Albert, who has been employed with the national organization for almost 15 years, started working as the new Executive Director for the Pottstown YMCA on Dec. 2.
And he already has big ideas for the future of the local club.
“I think the beauty of the Y, with having over 800 associations throughout the country, is that we all beg, borrow and steal from each other,” Albert said. “I think what you are going to see, moving forward, is we are really going to be driving change.”
Come see their new expanded location and meet all the practitioners. There will be live music, door prizes, refreshments and so much more.
Punch cards will be available to enjoy a mini-session with each one of their practitioners. Get your punch card early as supplies are limited.
The center is located at 1056 Old Swede Road, Douglassville, PA 19518
Phone: (610) 689-3999
Make sure to LIKE them on Facebook :)
The Mosaic Community Garden, located in Pottstown Borough, received a 2013 Montgomery Award for creative vision, successful collaboration, strong community involvement, and positive neighborhood impact. This popular garden offers an attractive gathering place for residents to grow a variety of produce and learn about healthy living.
To read the entire article and view the pictures, click here to open the PDF file: 2013 Montgomery Awards
The Pottstown School District is in search of any cardio equipment you would be willing to donate to our elementary behavioral support classrooms. Pick up arrangements can be made by contacting David Genova at 610-763-1466 or email@example.com

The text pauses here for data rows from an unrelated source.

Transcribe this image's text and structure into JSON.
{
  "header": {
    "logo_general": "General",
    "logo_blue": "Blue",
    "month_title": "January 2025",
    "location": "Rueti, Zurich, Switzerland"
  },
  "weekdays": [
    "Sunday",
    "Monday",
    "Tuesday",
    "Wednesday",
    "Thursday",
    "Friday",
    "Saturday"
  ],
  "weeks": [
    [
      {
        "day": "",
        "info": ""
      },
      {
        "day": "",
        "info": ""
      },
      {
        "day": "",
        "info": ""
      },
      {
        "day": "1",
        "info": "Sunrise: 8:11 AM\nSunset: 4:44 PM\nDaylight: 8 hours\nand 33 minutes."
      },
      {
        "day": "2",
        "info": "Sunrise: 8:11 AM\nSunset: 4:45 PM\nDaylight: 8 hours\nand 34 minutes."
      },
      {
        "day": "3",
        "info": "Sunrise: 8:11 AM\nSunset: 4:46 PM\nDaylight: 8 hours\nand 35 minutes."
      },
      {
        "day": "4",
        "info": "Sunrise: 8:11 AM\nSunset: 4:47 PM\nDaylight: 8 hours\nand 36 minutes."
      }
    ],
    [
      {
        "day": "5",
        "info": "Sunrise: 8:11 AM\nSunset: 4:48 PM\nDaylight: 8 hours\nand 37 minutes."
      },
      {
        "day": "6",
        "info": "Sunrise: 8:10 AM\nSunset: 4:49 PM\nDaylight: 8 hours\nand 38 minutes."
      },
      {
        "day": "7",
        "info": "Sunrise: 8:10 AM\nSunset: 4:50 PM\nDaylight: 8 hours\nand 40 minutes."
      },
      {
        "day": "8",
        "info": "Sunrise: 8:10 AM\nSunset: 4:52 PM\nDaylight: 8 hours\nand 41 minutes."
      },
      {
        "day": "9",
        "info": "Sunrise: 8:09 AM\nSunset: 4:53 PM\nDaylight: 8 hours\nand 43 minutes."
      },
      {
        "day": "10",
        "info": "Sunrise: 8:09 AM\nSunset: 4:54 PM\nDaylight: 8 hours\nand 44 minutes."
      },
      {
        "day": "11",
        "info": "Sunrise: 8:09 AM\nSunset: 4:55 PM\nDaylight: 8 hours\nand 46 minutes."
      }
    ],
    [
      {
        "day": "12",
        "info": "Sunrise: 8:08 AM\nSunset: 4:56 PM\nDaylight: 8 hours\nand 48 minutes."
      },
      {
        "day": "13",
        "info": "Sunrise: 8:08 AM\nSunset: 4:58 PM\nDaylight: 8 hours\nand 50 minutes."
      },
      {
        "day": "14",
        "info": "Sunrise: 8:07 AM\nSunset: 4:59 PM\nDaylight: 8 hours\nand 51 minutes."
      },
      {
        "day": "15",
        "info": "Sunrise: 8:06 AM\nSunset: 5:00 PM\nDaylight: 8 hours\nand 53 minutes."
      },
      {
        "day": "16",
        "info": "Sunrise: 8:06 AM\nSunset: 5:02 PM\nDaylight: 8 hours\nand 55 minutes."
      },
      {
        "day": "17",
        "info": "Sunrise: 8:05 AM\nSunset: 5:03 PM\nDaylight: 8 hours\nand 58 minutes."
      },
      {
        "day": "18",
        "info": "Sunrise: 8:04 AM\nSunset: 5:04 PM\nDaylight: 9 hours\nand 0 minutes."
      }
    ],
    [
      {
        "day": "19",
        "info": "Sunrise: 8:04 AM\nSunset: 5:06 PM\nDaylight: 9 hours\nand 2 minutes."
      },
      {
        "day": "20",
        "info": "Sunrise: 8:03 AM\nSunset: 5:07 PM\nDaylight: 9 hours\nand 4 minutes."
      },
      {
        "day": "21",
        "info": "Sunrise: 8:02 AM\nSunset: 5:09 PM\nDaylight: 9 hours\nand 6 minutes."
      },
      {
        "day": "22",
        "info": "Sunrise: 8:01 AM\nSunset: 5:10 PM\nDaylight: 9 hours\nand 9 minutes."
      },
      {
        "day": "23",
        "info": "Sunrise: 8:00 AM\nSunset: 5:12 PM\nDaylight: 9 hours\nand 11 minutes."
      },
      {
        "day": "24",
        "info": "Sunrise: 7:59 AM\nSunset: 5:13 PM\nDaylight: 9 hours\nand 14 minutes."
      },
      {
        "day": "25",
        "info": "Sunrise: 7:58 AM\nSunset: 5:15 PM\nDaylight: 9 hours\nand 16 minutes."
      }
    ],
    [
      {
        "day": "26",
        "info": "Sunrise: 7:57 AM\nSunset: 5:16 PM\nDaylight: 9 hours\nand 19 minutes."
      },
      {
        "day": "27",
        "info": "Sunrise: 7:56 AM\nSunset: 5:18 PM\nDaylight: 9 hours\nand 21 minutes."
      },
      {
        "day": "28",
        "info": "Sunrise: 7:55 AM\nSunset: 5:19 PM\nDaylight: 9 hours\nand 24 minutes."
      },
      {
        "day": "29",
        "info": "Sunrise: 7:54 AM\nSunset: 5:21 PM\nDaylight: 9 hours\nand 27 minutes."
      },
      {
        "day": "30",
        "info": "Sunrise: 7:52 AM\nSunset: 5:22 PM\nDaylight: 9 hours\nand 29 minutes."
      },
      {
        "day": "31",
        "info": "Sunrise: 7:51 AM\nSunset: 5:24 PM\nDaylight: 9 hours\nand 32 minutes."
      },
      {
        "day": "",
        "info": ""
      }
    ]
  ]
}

Thank you for your support!
At 2 a.m. Sunday, by arbitrary human decree, time will stand still for one hour.
While this rare interstice of being and nothingness offers great opportunities for philosophical musing – Who knows where the time goes? Does anybody really know what time it is? And is time really on our side? – a price must be paid for messing with the universe.
For with this annual lapsing of daylight saving time comes a constellation of ill health effects, from the mildly uncomfortable to the nearly nightmarish.
Studies have found that on the Monday after the time changes, more people kill themselves, hurt themselves on the job, and lose money in the stock market.
The Tampa Bay Buccaneers have smaller problems than the Philadelphia Eagles this week — as in microscopic problems.
The persistent, contagious and nasty skin infection MRSA has struck a third Buccaneers player. Two players were diagnosed in August, kicker Lawrence Tynes and offensive lineman Carl Nicks. Nicks recently has had a recurrence of his infection. The third player is Johnthan Banks, according to NFL.com.
MRSA is a strain of staphylococcus bacterium that is resistant to antibiotics. Infections are common in hospitals, prisons, farms, and athletes.
Various media outlets are reporting that the National Football League Players Association and the National Football League are investigating and will advise the Buccaneers on whether or not to play Sunday’s game, scheduled for 1 p.m. at Raymond James Stadium.
POTTSTOWN, PA — Pottstown Memorial Medical Center has confirmed that business operations for the hospital and several others owned by Community Health Systems will be consolidated in Easton, moving 30 jobs there.
Hospital spokeswoman Debra Bennis provided the following statement after The Mercury contacted her seeking confirmation of a tip: “Providing patients with quality health care while operating an efficient organization is one of our top priorities. To keep hospital resources focused on our patients, we are moving our business office functions to a centralized, external office in Easton. This transition will also enhance operational efficiencies through technological advances for scheduling appointments. All 30 affected employees are being offered a position with the central business office or another area of our hospital. We value these individuals and appreciate the professionalism they bring to our organization.”
A business office worker who contacted The Mercury, and whose name has been withheld, said the office workers were gathered into a meeting Sept. 11 during which the hospital’s CEO and CFO informed them of the change.